Information about the Fleet Phospho-soda® bowel preparation
In order to undergo a colonoscopy for screening for colorectal cancer or for evaluation of
symptoms such as rectal bleeding or a change in bowel habit, it is important that the
bowel is thoroughly cleaned out. This is accomplished by not eating solid foods for a
period of time before the colonoscopy (usually one day) and by taking a bowel
preparation that acts to clean out the large bowel. The cleanliness of the colon in part
determines when a return colonoscopy will be needed.
The most commonly used bowel preparation in the United States is Phospho-soda® made
by the Fleet company. This product is based on the osmotic effect of phosphate, which
promotes accumulation of fluid in the bowel, which acts to clear out the bowel contents.
This preparation involves drinking one and a half ounces of Phospho-soda® with fluids
the day before the procedure and the other one and a half ounces taken with more fluids
up to three hours before the colonoscopy is performed. Because this type of preparation
can lead to dehydration it is essential that plenty of fluids are taken the day before and the
morning of the colonoscopy.
Other commonly used bowel preparations contain a nonabsorbable substance called
polyethylene glycol (PEG) which promote bulk movement through the colon. These
types of preparations such as GoLytely or Colyte require drinking a gallon of the clean-
out solution the day before the procedure. This preparation is safe but the inability to
consume the full amount in some patients, results in a less optimal bowel preparation.
Moreover, patients generally prefer the smaller volume of the Phospho-soda®
Due to a recently published study in the Journal of the American Society of Nephrology
there is concern that Phospho-soda® can lead to kidney problems. Dr. Markowitz and his
colleagues reported a series of patients in which a specific type of kidney problems was
noted. In some of the cases, patients had taken Phospho-soda® as a bowel preparation.

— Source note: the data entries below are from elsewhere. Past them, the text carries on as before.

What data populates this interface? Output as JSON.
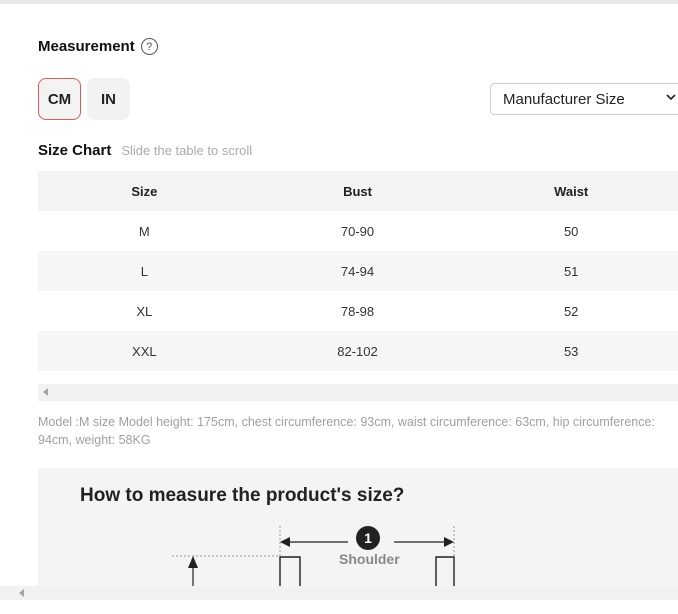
{
  "measurement": {
    "title": "Measurement",
    "help_glyph": "?"
  },
  "units": {
    "cm": "CM",
    "in": "IN",
    "active": "CM"
  },
  "size_select": {
    "selected": "Manufacturer Size"
  },
  "size_chart": {
    "title": "Size Chart",
    "hint": "Slide the table to scroll",
    "columns": [
      "Size",
      "Bust",
      "Waist"
    ],
    "rows": [
      [
        "M",
        "70-90",
        "50"
      ],
      [
        "L",
        "74-94",
        "51"
      ],
      [
        "XL",
        "78-98",
        "52"
      ],
      [
        "XXL",
        "82-102",
        "53"
      ]
    ]
  },
  "model_note": "Model :M size Model height: 175cm, chest circumference: 93cm, waist circumference: 63cm, hip circumference: 94cm, weight: 58KG",
  "guide": {
    "title": "How to measure the product's size?",
    "step_number": "1",
    "step_label": "Shoulder"
  },
  "colors": {
    "active_border": "#e05a5a",
    "muted_text": "#a0a0a0",
    "row_alt": "#f6f6f6"
  }
}
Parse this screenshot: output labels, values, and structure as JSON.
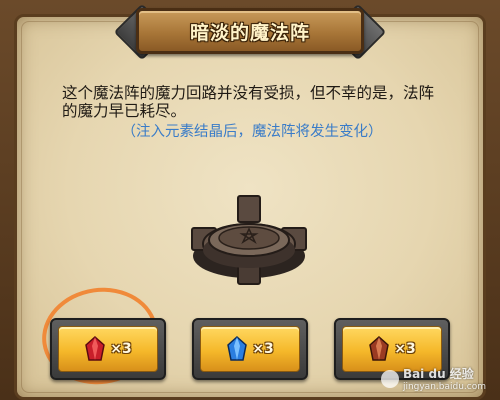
{
  "dialog": {
    "title": "暗淡的魔法阵",
    "description": "这个魔法阵的魔力回路并没有受损，但不幸的是，法阵的魔力早已耗尽。",
    "hint": "（注入元素结晶后，魔法阵将发生变化）"
  },
  "buttons": [
    {
      "gem": "red-crystal-icon",
      "color": "#b01a22",
      "count_label": "×3"
    },
    {
      "gem": "blue-crystal-icon",
      "color": "#2a7ee0",
      "count_label": "×3"
    },
    {
      "gem": "brown-crystal-icon",
      "color": "#9a3a22",
      "count_label": "×3"
    }
  ],
  "colors": {
    "title_text": "#fff3c8",
    "hint_text": "#3a7cc8",
    "button_gold": "#f5b82a",
    "highlight_ring": "#f08a3a"
  },
  "watermark": {
    "brand": "Bai du 经验",
    "url": "jingyan.baidu.com"
  }
}
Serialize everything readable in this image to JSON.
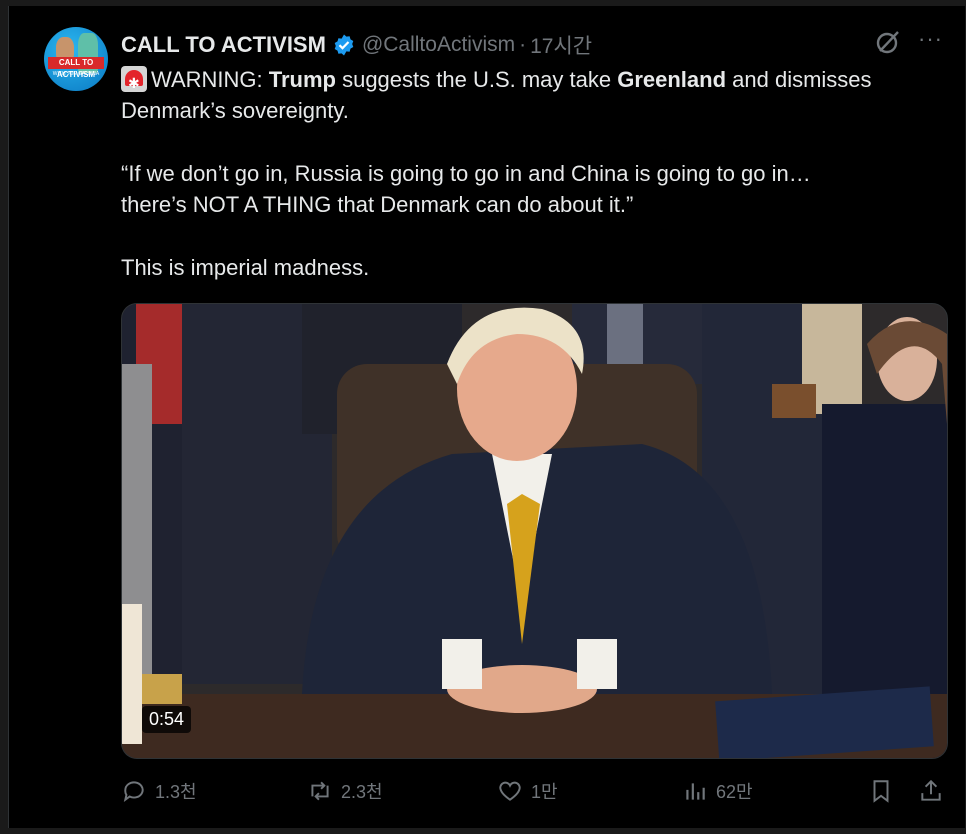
{
  "post": {
    "author_name": "CALL TO ACTIVISM",
    "handle": "@CalltoActivism",
    "separator": "·",
    "time": "17시간",
    "avatar_text": "CALL TO ACTIVISM",
    "avatar_subtext": "WITH JOE GALLINA",
    "line1_prefix": "WARNING: ",
    "line1_bold1": "Trump",
    "line1_mid": " suggests the U.S. may take ",
    "line1_bold2": "Greenland",
    "line1_suffix": " and dismisses",
    "line2": "Denmark’s sovereignty.",
    "quote_line1": "“If we don’t go in, Russia is going to go in and China is going to go in…",
    "quote_line2": "there’s NOT A THING that Denmark can do about it.”",
    "closing": "This is imperial madness.",
    "video_duration": "0:54"
  },
  "actions": {
    "replies": "1.3천",
    "reposts": "2.3천",
    "likes": "1만",
    "views": "62만"
  },
  "colors": {
    "background": "#000000",
    "text": "#e7e9ea",
    "muted": "#71767b",
    "verified_blue": "#1d9bf0",
    "alert_red": "#e3242b"
  },
  "icons": [
    "verified-badge-icon",
    "grok-icon",
    "more-icon",
    "alert-siren-icon",
    "reply-icon",
    "repost-icon",
    "like-icon",
    "views-icon",
    "bookmark-icon",
    "share-icon"
  ]
}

The authors concluded that the Phospho-soda® may have contributed to the kidney
problems. This study has received national attention since Phospho-soda® is so widely
used. However, the study has a number of drawbacks including the fact that it was not a

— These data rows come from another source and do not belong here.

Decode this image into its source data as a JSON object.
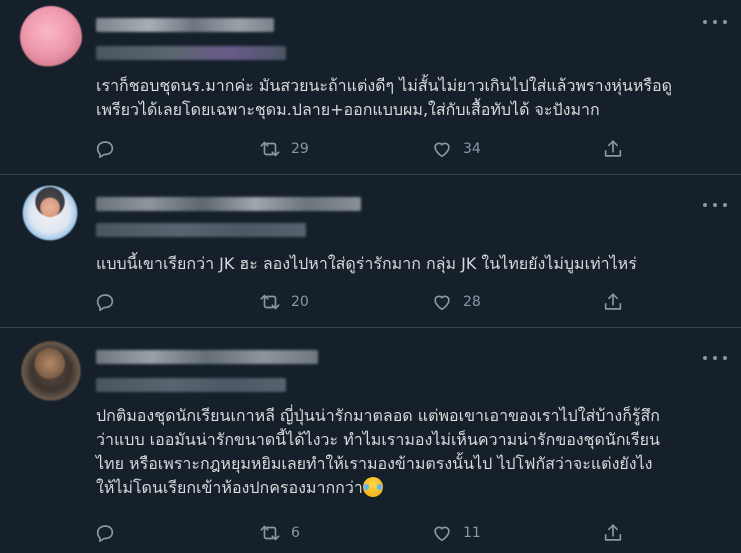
{
  "colors": {
    "background": "#15202b",
    "divider": "#38444d",
    "text": "#d9d9d9",
    "muted": "#8899a6"
  },
  "tweets": [
    {
      "avatar": "blurred-pink-avatar",
      "text": "เราก็ชอบชุดนร.มากค่ะ มันสวยนะถ้าแต่งดีๆ ไม่สั้นไม่ยาวเกินไปใส่แล้วพรางหุ่นหรือดู\nเพรียวได้เลยโดยเฉพาะชุดม.ปลาย+ออกแบบผม,ใส่กับเสื้อทับได้ จะปังมาก",
      "reply_count": "",
      "retweet_count": "29",
      "like_count": "34"
    },
    {
      "avatar": "blurred-person-avatar",
      "text": "แบบนี้เขาเรียกว่า JK ฮะ ลองไปหาใส่ดูร่ารักมาก กลุ่ม JK ในไทยยังไม่บูมเท่าไหร่",
      "reply_count": "",
      "retweet_count": "20",
      "like_count": "28"
    },
    {
      "avatar": "blurred-dark-avatar",
      "text": "ปกติมองชุดนักเรียนเกาหลี ญี่ปุ่นน่ารักมาตลอด แต่พอเขาเอาของเราไปใส่บ้างก็รู้สึก\nว่าแบบ เออมันน่ารักขนาดนี้ได้ไงวะ ทำไมเรามองไม่เห็นความน่ารักของชุดนักเรียน\nไทย หรือเพราะกฎหยุมหยิมเลยทำให้เรามองข้ามตรงนั้นไป ไปโฟกัสว่าจะแต่งยังไง\nให้ไม่โดนเรียกเข้าห้องปกครองมากกว่า",
      "emoji": "face-with-tears-of-joy",
      "reply_count": "",
      "retweet_count": "6",
      "like_count": "11"
    }
  ]
}
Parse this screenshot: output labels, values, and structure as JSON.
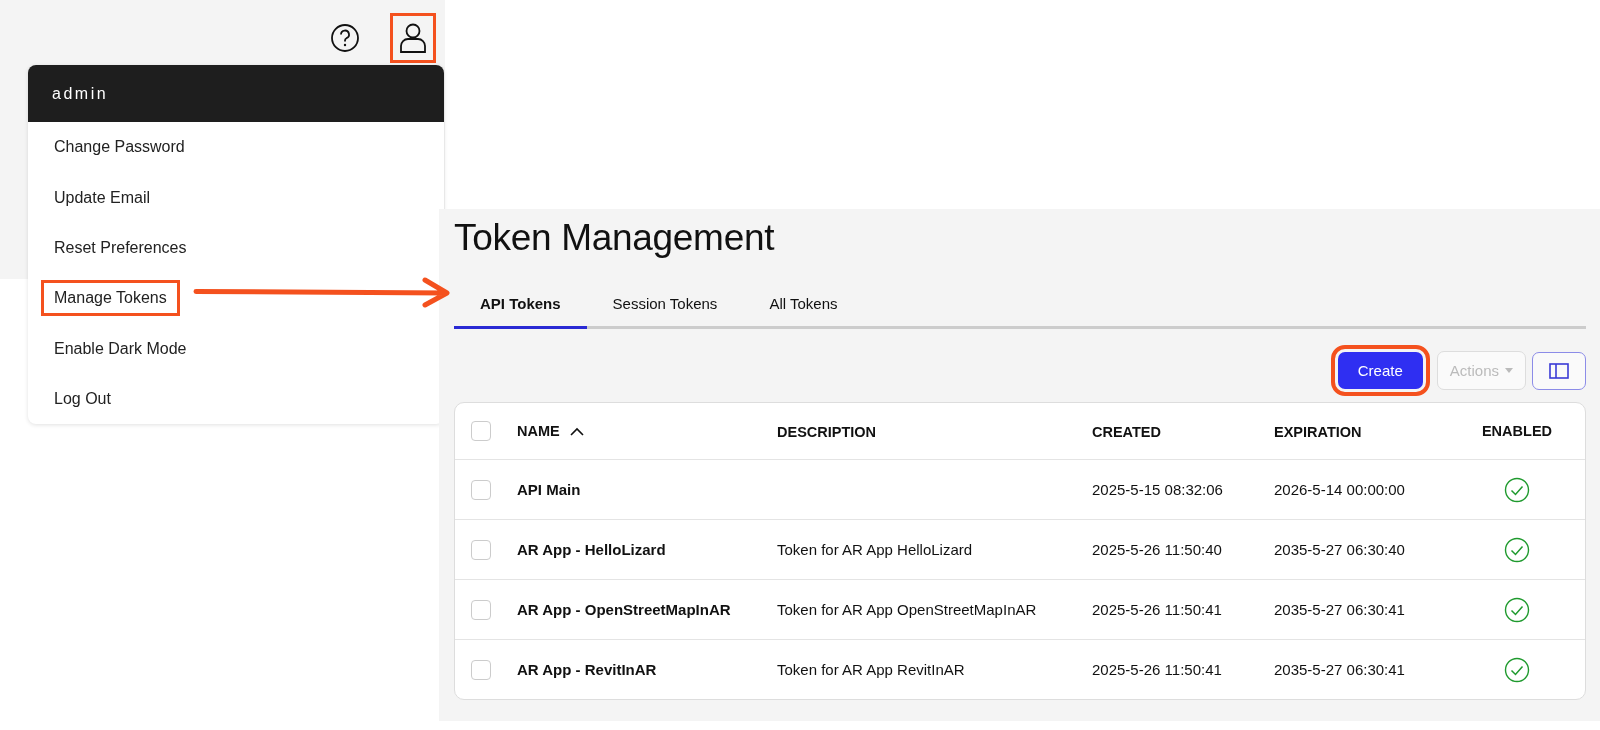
{
  "account_screen": {
    "help_button": {
      "highlighted": false
    },
    "profile_button": {
      "highlighted": true
    },
    "menu": {
      "user": "admin",
      "items": [
        {
          "label": "Change Password",
          "highlighted": false
        },
        {
          "label": "Update Email",
          "highlighted": false
        },
        {
          "label": "Reset Preferences",
          "highlighted": false
        },
        {
          "label": "Manage Tokens",
          "highlighted": true
        },
        {
          "label": "Enable Dark Mode",
          "highlighted": false
        },
        {
          "label": "Log Out",
          "highlighted": false
        }
      ]
    }
  },
  "token_screen": {
    "title": "Token Management",
    "tabs": [
      {
        "label": "API Tokens",
        "selected": true
      },
      {
        "label": "Session Tokens",
        "selected": false
      },
      {
        "label": "All Tokens",
        "selected": false
      }
    ],
    "toolbar": {
      "create": {
        "label": "Create",
        "disabled": false,
        "highlighted": true
      },
      "actions": {
        "label": "Actions",
        "disabled": true,
        "highlighted": false
      }
    },
    "table": {
      "select_all_checked": false,
      "columns": [
        {
          "label": "NAME",
          "sorted": true
        },
        {
          "label": "DESCRIPTION",
          "sorted": false
        },
        {
          "label": "CREATED",
          "sorted": false
        },
        {
          "label": "EXPIRATION",
          "sorted": false
        },
        {
          "label": "ENABLED",
          "sorted": false
        }
      ],
      "rows": [
        {
          "checked": false,
          "name": "API Main",
          "description": "",
          "created": "2025-5-15 08:32:06",
          "expiration": "2026-5-14 00:00:00",
          "enabled": true
        },
        {
          "checked": false,
          "name": "AR App - HelloLizard",
          "description": "Token for AR App HelloLizard",
          "created": "2025-5-26 11:50:40",
          "expiration": "2035-5-27 06:30:40",
          "enabled": true
        },
        {
          "checked": false,
          "name": "AR App - OpenStreetMapInAR",
          "description": "Token for AR App OpenStreetMapInAR",
          "created": "2025-5-26 11:50:41",
          "expiration": "2035-5-27 06:30:41",
          "enabled": true
        },
        {
          "checked": false,
          "name": "AR App - RevitInAR",
          "description": "Token for AR App RevitInAR",
          "created": "2025-5-26 11:50:41",
          "expiration": "2035-5-27 06:30:41",
          "enabled": true
        }
      ]
    }
  }
}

controlled study and one cannot really tell what caused the kidney problems in this small
group of patients. In some cases, the patients had health conditions for which they should
not have received this particular bowel preparation and it is not clear whether the patients
drank sufficient liquids, which the manufacturer clearly instructs. Some patients were
taking drugs on angiotensin converting enzyme (ACE)-I inhibitors, angiotensin receptor
blocking (ARB) and/or diuretic drugs. Moreover, other studies demonstrate that
Phospho-soda® is safe and does not cause any more problems with fluid imbalances than
the PEG based bowel preparations. About 5 million bowel-cleaning doses of Phospho-
soda® are sold each year in the USA with an adverse reaction rate of 10 per million doses
There are situations in which patients should not receive Phospho-soda® including
kidney failure (renal insufficiency), moderate to severe congestive heart failure, cirrhosis
and ascites, obstruction of the digestive tract and children under the age of five. Patients
with multiple illnesses such as hypertension for which they are taking more than one
medication, heart problems and other conditions such as diabetes should consult their
physician as to what bowel preparation is best. Patients who have multiple illnesses may
also not be good candidates for a screening colonoscopy since the risks may outweigh the
benefits of such testing. Caution should be exercised when using Phospho-soda® in
elderly or debilitated patients, those on ACE-1, ARB, diuretics and/or NSAIDs, and those
with cardiac disease or electrolyte disturbances.
For the average healthy patient or a patient with well-controlled hypertension, diabetes,
and other disorders who is undergoing colonoscopy, Phospho-soda® remains a safe and
very effective bowel preparation. Drinking lots of fluids the day before the test and the
morning of the procedure is key to ensuring an optimal preparation and preventing
dehydration that may be a factor in the very rare instances of complications. Phospho-
soda® should be taken according to manufacturer’s instructions. The two doses should be
administered between 6 and 12 hours apart. If there is any question which bowel
preparation is best for a given patient the physician ordering the test or the doctor who
will perform the test should be consulted.
This document has been prepared by the Dr. Sheila Crowe on behalf of the endoscopy
group at the University of Virginia after a review of the literature. Readers may also
want to read “Oral Sodium Phosphate Solutions for Bowel Preparation: Literature
Review and Recommendations of an Industry-Sponsored Advisory Panel Regarding Safe
and Effective Use” by D. K. Rex, et al. This report and additional information can be
obtained at www.phosphosoda.com.